Had you visited Provence prior to the move?
When we lived in New York we would come to France every summer to see Xavier’s parents and family. We loved Provence, as Xavier’s sister had a family house near Saint-Rémy-de-Provence. We liked to visit them there in the summers, the sun and the song of the cicadas powerful. We all felt a special pull to the region even on those summer visits. Xavier’s extended family also has a house along the Côte d’Azur, where he spent his childhood summers and we still visited regularly.
Best part of living in Provence?
The light. The access to it. We are outside all the time. We eat outside 7 months of the year or more. We bathe in the sunsets and breathe crystalline air. It informs all the other parts of living here.
The next best part is the house we found. We drew a circle around Aix-en-Provence and only visited properties that were at least 200 years old. Ours is 400. We walked onto the property and looked at each other and just knew. It is a bastide, which is a particular type of architecture in this region. The stone walls are a meter thick, the ceilings are vaulted, one of the staircases is stone and spiral, there are 18th century paintings over the doorways of the bedrooms, the floors are ‘tomettes’ - ancient terra cotta tiles. We got lucky as the house had been in the same family for centuries before the owners just prior to us took the trouble of putting in proper electrical work and plumbing.

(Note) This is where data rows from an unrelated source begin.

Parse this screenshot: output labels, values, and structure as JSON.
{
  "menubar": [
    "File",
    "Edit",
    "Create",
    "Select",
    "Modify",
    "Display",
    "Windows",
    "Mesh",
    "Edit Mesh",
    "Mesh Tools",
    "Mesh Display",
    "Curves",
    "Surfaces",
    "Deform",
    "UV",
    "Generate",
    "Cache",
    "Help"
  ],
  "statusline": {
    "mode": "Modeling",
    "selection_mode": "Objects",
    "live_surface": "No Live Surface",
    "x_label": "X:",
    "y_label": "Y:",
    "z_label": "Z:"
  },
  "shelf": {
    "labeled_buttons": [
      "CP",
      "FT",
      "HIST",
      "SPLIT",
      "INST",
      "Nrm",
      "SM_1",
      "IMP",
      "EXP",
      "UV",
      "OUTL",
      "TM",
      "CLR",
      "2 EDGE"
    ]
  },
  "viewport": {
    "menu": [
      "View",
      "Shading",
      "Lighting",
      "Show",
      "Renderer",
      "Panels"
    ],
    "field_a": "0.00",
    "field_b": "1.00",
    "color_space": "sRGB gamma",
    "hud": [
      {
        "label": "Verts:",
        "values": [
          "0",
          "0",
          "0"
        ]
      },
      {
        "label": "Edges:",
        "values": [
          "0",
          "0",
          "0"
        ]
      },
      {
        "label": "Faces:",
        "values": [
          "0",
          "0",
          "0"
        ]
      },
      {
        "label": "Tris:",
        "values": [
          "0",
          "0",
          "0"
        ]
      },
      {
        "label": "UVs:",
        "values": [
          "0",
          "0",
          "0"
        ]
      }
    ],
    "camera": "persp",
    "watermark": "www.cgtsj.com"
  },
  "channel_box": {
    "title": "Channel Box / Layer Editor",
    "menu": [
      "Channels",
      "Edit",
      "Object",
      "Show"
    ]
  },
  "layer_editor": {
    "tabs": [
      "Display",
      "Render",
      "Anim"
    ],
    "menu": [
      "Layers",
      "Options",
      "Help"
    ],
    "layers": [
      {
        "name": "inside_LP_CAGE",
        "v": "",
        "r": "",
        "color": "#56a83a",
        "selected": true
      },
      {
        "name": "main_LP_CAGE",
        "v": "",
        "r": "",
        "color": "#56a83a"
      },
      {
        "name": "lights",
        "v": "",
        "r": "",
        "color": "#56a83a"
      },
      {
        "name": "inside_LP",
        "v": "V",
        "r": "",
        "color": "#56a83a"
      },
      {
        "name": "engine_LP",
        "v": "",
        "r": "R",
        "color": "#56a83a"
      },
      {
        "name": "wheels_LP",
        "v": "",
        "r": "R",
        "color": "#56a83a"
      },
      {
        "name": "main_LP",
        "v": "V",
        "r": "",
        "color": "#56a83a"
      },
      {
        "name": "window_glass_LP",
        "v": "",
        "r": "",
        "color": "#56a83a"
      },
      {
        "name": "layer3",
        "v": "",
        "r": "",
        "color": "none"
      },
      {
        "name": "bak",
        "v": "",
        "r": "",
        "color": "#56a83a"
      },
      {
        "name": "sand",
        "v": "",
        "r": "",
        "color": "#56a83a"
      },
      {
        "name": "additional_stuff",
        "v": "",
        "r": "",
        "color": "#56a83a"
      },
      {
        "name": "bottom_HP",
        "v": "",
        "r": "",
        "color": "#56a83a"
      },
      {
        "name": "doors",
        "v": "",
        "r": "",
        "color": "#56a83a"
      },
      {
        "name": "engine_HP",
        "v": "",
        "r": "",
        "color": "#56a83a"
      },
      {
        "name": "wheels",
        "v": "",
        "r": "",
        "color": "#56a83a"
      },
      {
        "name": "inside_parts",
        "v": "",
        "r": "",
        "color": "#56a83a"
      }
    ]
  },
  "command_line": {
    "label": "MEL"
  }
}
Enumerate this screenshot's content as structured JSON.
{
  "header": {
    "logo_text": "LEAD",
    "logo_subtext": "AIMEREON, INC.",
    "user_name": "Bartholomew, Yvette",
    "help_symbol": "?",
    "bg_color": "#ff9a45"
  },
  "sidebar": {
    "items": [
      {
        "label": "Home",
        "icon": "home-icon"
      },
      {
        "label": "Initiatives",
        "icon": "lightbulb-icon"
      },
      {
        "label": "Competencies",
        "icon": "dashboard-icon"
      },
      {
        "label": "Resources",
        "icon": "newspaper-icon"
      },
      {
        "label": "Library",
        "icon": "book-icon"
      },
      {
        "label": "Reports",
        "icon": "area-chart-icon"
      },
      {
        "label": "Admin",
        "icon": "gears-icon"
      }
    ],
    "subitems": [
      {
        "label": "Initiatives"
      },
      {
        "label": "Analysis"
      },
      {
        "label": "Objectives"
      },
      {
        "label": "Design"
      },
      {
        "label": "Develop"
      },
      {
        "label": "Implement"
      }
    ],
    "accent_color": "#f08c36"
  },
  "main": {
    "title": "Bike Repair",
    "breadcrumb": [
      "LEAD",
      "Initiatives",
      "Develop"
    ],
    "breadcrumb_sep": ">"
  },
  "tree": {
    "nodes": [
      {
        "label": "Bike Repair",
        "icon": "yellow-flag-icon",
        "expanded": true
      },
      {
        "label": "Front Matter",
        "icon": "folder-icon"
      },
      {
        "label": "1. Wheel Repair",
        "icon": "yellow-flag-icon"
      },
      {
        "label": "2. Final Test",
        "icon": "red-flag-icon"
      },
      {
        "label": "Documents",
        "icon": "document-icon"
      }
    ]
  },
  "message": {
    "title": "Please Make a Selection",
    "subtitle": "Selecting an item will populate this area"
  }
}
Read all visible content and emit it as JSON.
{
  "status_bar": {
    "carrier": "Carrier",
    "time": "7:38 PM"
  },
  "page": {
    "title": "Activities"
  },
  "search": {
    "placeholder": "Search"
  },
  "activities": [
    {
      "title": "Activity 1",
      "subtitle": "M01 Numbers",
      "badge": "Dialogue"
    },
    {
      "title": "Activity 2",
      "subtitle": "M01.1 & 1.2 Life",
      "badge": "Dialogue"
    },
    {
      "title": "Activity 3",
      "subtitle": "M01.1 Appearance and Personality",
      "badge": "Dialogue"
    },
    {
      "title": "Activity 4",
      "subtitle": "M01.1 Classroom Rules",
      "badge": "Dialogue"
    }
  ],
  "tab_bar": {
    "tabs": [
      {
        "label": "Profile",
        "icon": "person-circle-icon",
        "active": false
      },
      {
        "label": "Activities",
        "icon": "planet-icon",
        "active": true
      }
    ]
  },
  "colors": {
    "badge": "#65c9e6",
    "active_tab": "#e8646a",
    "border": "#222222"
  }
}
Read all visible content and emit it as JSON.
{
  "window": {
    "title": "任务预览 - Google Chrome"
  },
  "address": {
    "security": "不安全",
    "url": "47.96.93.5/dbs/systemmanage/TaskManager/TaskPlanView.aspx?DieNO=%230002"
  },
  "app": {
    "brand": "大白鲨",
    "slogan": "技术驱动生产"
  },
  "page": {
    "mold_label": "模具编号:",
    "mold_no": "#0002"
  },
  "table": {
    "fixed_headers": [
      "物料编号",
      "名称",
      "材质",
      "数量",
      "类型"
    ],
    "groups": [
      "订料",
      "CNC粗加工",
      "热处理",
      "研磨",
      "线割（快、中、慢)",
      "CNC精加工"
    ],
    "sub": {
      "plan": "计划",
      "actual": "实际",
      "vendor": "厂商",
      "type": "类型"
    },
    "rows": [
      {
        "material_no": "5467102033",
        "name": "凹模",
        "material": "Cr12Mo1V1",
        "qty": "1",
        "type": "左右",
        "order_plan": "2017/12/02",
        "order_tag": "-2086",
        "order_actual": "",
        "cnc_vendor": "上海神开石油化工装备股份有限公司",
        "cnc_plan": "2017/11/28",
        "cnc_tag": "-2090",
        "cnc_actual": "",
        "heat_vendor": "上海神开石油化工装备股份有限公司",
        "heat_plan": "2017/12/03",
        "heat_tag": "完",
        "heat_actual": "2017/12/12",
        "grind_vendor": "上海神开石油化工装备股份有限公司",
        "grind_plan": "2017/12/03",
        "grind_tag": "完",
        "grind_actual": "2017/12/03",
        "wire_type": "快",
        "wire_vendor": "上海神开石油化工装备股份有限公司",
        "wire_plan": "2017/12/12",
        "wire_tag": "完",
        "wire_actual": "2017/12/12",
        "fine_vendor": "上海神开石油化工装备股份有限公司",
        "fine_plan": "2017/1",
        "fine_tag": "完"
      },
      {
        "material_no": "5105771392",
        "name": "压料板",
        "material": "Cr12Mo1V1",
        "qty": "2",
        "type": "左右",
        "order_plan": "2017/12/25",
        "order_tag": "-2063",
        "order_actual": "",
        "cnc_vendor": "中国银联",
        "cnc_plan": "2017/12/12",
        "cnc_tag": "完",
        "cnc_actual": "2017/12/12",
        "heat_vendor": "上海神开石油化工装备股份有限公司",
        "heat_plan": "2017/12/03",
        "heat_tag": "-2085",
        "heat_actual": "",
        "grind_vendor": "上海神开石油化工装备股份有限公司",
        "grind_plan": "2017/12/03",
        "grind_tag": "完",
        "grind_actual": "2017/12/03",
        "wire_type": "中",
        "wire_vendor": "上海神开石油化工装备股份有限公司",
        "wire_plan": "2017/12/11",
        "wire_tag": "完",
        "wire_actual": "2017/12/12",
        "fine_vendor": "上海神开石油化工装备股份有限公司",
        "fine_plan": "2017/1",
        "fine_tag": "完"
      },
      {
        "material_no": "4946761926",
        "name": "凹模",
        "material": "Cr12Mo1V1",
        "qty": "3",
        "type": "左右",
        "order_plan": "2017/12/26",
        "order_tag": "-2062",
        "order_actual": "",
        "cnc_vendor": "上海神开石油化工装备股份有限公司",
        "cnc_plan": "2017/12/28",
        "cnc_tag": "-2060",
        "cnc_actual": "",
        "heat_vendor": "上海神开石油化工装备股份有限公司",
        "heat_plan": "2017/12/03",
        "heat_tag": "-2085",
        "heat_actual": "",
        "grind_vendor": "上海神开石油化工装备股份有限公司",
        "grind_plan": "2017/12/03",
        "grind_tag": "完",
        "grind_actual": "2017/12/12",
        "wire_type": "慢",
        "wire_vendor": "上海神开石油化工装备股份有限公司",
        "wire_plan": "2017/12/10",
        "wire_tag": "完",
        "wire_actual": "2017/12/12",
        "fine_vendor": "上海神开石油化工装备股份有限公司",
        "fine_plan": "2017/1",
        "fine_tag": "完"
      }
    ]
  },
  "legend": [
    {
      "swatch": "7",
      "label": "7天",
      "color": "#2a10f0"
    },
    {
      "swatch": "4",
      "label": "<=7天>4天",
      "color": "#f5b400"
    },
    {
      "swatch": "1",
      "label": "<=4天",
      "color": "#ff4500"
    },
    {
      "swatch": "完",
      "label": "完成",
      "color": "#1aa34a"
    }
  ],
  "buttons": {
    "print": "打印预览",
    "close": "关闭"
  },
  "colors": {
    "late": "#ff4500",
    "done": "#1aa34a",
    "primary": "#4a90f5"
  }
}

How was the cultural adjustment to Provence?
This round of living in France came easy. I was ready for it. I had been with a Frenchman for over 10 years at that point. I had come to France as a student on a study-abroad, Xavier and I had lived in Paris, and my work in New York took me to France often, so the adjustment this time felt natural. (Living in Paris had felt more abrupt to me).
The French in the south are sun-washed and less defensive than in the capital. Their smiles aren’t so stingy, especially when a foreigner speaks their language and herself dons a big smile. We go to the market now and have made friends with most of the vendors. School drop-off is a social affair (our girls attend local French schools). A walk in the village requires many stops for “les bises” and a proper catch-up.
What advice would you give to yourself before moving to Provence, knowing what you know now?
Recalibrate your pace. A simple trip to get bread in the village can take 30 minutes, because interactions are personal and never just transactional. A market vendor will take his time chatting with each client, no mind for business or increased profits. Everything here is like that. Coming from NYC, I was geared at a faster velocity and felt impatient and irked by the lack of a sense of urgency. Provence will teach you that very little that really counts is immediate. All good things take time to ripen.
Coming from the city, I was also slightly hysterical the first time I saw a scorpion climbing up the girls’ bedroom wall. I was convinced there were infestations of them and feared that the clusters of hornets, wasps, ants and mayflies would spin out of control without intervention. Now, four years in, I realize the presence of various insects is just part of the course of the seasons. We have a killer bug collection.
Does it feel like home?
I joke that my French husband will very likely leave Provence before I do. I never want to live anywhere else, because I can’t imagine how people do…once they’ve lived here. So, yes, Provence is home now.